This vinaigrette is a beautiful and vibrant red or golden color, depending on what type of beet you use. It pairs well with shaved asparagus, thinly sliced raw fennel, or poached leeks.
1 medium (or 2-3 small) beets, tops and root ends removed (Sweet Leaf Farm)
1 tbsp apple cider vinegar
1 tsp Dijon mustard
¼ tsp salt (or to taste)
3 tbsp walnut oil
3 tbsp extra virgin olive oil
Asparagus (Maryhill Orchards)
1. Wrap the beet(s) in foil, and roast them in a 375˚ oven until very tender (about 45 minutes - 1 hour, depending on the size of the beets).
2. Once beets are cool, peel off the skin and dice them into 1 inch pieces. Puree the beets and the vinegar in a blender until smooth.
3. In a medium bowl, combine the beet puree, mustard, and salt. Add a tiny bit of the walnut oil and whisk vigorously to combine. Continue adding the oil bit by bit and whisking, making sure that the oil is completely mixed in after each addition. Once all the walnut oil has been added, add the olive oil in the same way. Stop once you receive your desired consistency and flavor. Taste and adjust the seasoning if necessary.
4. Serve over shaved asparagus.
Beet & Greens Soup
by Amie Edelstein
This soup is a great way to use up your beet greens.
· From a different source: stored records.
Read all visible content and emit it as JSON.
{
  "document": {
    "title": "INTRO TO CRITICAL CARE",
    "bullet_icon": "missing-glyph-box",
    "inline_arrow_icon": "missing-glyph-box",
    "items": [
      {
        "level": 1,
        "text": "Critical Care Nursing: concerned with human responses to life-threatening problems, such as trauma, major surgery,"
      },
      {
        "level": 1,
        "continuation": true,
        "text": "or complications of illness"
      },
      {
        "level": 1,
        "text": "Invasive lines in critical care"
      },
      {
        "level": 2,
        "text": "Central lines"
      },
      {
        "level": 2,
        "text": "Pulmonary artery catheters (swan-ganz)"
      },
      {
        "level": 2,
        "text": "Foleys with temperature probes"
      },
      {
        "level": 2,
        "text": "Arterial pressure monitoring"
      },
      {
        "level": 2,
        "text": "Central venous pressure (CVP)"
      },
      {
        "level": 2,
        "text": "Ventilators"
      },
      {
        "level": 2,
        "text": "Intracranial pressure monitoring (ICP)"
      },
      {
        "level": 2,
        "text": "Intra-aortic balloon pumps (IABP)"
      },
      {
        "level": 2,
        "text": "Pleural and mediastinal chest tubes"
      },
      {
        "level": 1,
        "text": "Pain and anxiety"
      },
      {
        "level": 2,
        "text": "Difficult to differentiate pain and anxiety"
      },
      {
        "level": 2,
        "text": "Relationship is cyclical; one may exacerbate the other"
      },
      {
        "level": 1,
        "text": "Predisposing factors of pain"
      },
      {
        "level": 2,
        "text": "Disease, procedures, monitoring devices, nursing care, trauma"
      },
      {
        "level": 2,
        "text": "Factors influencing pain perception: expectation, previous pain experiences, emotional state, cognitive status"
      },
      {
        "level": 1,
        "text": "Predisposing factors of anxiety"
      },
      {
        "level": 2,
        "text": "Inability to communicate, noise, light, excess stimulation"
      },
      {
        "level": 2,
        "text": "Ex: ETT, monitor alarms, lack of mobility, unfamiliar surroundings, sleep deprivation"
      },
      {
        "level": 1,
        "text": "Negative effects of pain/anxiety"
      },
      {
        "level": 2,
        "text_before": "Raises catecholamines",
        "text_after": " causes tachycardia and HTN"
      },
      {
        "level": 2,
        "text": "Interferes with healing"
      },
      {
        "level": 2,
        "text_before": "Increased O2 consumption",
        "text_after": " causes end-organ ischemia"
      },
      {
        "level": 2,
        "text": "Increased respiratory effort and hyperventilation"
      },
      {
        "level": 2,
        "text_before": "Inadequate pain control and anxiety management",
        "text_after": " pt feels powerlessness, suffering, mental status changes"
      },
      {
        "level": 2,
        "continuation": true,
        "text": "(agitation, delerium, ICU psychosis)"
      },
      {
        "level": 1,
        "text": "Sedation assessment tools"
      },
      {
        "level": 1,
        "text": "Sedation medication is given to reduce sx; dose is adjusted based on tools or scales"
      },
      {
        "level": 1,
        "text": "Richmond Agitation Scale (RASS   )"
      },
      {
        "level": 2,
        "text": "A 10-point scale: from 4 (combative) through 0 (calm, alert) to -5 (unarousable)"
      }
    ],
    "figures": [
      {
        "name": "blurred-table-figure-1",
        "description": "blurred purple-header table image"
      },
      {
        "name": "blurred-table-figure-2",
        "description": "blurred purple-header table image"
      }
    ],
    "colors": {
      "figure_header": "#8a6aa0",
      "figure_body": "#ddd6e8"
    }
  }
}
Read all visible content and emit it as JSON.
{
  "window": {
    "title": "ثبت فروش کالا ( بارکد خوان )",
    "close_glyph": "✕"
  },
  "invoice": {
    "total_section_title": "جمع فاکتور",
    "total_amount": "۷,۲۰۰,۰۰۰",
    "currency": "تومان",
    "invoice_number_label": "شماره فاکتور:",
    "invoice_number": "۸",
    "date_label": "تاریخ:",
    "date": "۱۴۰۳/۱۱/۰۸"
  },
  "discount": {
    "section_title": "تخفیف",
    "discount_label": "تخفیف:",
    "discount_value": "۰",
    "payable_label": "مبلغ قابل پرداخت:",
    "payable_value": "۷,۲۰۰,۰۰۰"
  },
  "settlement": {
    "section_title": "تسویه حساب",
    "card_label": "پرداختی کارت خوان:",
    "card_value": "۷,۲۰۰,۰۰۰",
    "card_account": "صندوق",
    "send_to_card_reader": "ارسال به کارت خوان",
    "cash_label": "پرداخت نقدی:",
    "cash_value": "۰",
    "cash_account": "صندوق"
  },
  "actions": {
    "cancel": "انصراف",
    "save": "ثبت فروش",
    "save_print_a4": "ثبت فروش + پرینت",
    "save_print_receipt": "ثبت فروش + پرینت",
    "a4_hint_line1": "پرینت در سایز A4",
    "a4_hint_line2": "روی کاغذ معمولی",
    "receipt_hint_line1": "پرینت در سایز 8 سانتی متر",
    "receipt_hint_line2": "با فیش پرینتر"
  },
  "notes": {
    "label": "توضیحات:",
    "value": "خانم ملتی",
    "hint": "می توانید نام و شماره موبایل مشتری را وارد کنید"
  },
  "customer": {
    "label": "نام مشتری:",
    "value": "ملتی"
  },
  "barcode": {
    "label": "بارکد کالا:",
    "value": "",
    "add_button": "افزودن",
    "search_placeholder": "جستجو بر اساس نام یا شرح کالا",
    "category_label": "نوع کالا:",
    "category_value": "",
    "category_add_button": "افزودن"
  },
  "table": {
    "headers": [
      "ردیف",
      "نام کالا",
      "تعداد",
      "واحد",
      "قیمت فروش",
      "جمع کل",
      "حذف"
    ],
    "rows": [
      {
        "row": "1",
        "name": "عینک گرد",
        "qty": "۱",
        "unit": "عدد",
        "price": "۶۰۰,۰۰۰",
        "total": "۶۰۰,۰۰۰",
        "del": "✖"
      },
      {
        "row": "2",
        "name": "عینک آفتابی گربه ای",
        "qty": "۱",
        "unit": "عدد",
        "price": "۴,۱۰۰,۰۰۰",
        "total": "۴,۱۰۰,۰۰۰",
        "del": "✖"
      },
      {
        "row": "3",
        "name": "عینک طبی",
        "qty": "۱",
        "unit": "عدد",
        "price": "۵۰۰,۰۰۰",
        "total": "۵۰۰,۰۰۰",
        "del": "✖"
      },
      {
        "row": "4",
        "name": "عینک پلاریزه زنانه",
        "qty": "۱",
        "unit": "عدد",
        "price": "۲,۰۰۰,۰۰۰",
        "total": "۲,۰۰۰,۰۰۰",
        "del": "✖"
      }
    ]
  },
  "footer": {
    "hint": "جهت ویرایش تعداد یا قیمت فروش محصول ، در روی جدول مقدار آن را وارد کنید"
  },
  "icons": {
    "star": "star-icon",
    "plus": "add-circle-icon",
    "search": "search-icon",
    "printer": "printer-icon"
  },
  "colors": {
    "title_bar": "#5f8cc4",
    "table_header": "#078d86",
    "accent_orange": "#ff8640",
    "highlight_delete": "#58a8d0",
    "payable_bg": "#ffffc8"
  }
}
They add an extra layer of flavor, but their taste is hidden enough that even people who don't like the greens will like it. It's a very versatile soup: it can be served hot or cold, you can add other vegetables (such as fennel, carrot, etc.), and you can add spices (such as ground cumin or fennel seed) or herbs (chives, dill, etc.). Garnish the soup with sour cream, sheep cheese, herbs, beet green pesto, or anything you can think of!
Makes about 6 cups
2-3 tablespoons butter or olive oil
1 medium onion, diced (about 1 cup)
3 large beets, peeled and cut into ½" dice (about 4 cups) (Sweet Leaf Farm)
1 quart water or stock
3 cups chopped beet greens
Kosher or sea salt to taste
Willapa White sheep's cheese to garnish (Willapa Hills Farmstead)
Herbs to garnish (Gales Meadow Farm)
1. In a large soup pot (at least 4 quarts), heat the butter or oil over medium heat. Add the chopped onion and a sprinkle of salt. Turn the heat to low, cover the pot, and sweat the onions until they are soft and sweet (do not let them brown).
2. Add the diced beets and the water or stock to the pot. Turn the heat to medium-high and bring the water to a boil. Lower the heat, cover the pot, and simmer until the beets are tender (45 - 50 mins). Add the chopped beet greens, and let them cook for another 5 minutes. (If you are making this in the fall and the greens are a little heartier, you can cook them for a few extra minutes.)
3. Let the soup cool, and then puree in batches. For each batch that you puree, get the consistency of soup that you want by adding more solids (beets and greens) or more liquid. Make sure each batch is seasoned to taste. If you want to add ground spices, this is the time to do it.
Put the pureed soup back in the pot and re-warm over low heat (if you're serving the soup warm). Pour into soup bowls, add garnish, and serve! The soup keeps well in the refrigerator for a few days and can also be frozen.
Beet Greens Pesto
by Amie Edelstein
This pesto is great in Spring, when the beet greens are tender and young. It has an earthy flavor that works well with pasta, on crostini, or as a garnish for a soup. Try serving it to people who don't normally like beet greens - they may not even be able to tell!
3 small garlic cloves
5 cups beet greens (1 - 2 bunches), stalks removed, washed and torn into pieces (Sweet Leaf Farm)
½ cup walnuts, roughly chopped
Zest of 1 lemon
2 tsp fresh lemon juice
¼ cup walnut oil
¼ cup grated Parmesan or Pecorino Romano cheese
Kosher or sea salt, to taste
1. Peel the garlic cloves. Mince them very finely, and then mash them into a paste using the side of your knife blade against the cutting board.
2. Put the beet greens in the bowl of a food processor. Pulse them a few times to chop them into smaller pieces.
3. Add the pasted garlic, the chopped walnuts, the lemon zest and juice. Process everything until well combined.
4. With the machine running, slowly add the walnut oil through the feed tube. Stop when you have your desired pesto consistency.
5. Remove the pesto from the processor to a medium bowl. Mix in the grated cheese by hand. Taste for seasoning, and add salt if necessary.